Prehypertension is the stage just before hypertension. A slight increase in BP than the normal poses risks for you to develop high blood pressure in the future. In prehypertension, the systolic pressure reads from 120 to 139 millimeters of mercury (mm Hg) while the diastolic pressure ranges between 80 to 89 mm Hg. It’s an indication that one needs to put a check on the rising BP.
Symptoms of prehypertension
There are no such symptoms of prehypertension. The only way to find out is through a blood pressure check up.
What causes prehypertension?
Lifestyle, diet, age, and health complications are responsible for rise in blood pressure. The main causes are:
- Overweight and obesity
- Absence of physical activity
- High stress levels
- Excess sodium and cholesterol in diet
- Overconsumption of alcohol
- Young adults are more prone

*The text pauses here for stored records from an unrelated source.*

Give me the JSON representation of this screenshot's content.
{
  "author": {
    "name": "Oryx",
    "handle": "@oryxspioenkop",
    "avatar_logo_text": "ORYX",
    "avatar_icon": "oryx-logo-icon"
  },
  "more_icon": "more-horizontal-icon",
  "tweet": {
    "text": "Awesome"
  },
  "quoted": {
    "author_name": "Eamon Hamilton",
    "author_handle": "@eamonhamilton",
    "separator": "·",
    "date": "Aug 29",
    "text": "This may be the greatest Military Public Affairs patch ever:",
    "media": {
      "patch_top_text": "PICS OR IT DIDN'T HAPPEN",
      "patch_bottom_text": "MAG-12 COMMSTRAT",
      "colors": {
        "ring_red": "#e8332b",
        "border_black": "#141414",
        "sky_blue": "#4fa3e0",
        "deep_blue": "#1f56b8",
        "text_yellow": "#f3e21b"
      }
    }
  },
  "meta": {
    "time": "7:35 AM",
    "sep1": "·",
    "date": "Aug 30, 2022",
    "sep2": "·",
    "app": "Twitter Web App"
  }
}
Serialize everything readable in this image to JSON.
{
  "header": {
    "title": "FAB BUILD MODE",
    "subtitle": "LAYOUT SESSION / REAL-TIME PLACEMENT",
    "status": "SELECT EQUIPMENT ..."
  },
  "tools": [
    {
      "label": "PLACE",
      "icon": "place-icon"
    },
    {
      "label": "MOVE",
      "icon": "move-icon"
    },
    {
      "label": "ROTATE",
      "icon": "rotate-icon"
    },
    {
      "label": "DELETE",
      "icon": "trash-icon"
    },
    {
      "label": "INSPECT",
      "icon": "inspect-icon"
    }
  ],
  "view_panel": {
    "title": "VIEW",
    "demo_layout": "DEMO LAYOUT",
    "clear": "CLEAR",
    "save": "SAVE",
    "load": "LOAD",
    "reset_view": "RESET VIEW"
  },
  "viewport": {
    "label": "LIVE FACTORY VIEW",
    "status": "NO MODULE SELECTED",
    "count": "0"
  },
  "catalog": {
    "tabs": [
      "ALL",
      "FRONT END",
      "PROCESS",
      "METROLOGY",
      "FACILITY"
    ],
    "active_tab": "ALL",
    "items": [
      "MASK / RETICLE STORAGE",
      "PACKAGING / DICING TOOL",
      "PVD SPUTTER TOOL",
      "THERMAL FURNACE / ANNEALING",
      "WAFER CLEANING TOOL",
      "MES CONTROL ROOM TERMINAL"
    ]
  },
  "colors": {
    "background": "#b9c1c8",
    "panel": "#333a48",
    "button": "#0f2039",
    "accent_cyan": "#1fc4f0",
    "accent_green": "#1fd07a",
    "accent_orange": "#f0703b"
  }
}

- Family history of hypertension
- Thyroid complications
- Sleeping disorders
- Chronic kidney disease
- Heart problems – atherosclerosis
- Side effect of medicines
Complications of prehypertension
Risks of developing cardiovascular complications are more in people with prehypertension. If not controlled, it can progress to hypertension. It makes one vulnerable to diabetes, heart attack, stroke, obesity, and dementia.
Diagnosis of prehypertension
The blood pressure is measured with the very common device- blood pressure cuff. Blood pressure is subject to fluctuation depending upon the stage of the individual. Therefore, the readings are repeated at different situations for 2-3 times and the average of the readings is the final.
If the blood pressure lies within the range of prehypertension, then you will be suggested treatment.
Before initiating a treatment your doctor will check your medical and family history and ask you several questions about your diet and lifestyle. You need to tell him if you are taking any drugs, pills or supplements.
You may need to undergo further blood, urine and hormone tests if he suspects any underlying problem.
Treatment of prehypertension
Your doctor may suggest blood pressure medicines, depending on the test reports.
Drug therapy may also be carried out with to improve the associated complications (like coronary artery disease, kidney problems, peripheral artery disease, etc) along with the aim to manage the rising blood pressure.
If medicines are not required, then modifying lifestyle and eating habits are capable of bringing down the prehypertensive blood pressure.
Home remedies and lifestyle changes for managing prehypertension
- Lose weight and incorporate exercises or any form of physical activity (dance, swimming, jogging, walking, sports, etc.) no matter how busy you are.
- Cut down on foods containing cholesterol, saturated and trans fats, and high amounts of sodium
- Eat plenty of fruits, fresh juice (beet root, ginger), omega 3- rich fish, whole grains and green vegetables
- Drink in moderation, no binge drinking. Try to quit smoking
- Cut down stress levels through meditation, relaxation therapies and engagement in happy activities
- Increase sleep
- Get your blood pressure checked every month to observe improvement
Prehypertension is a warning sign and it can be managed very quickly if you strive towards incorporating those changes in your lifestyle and diet as suggested by your doctor. A healthy heart is the key to happy life. So why not follow it?
Date last updated: January 17, 2015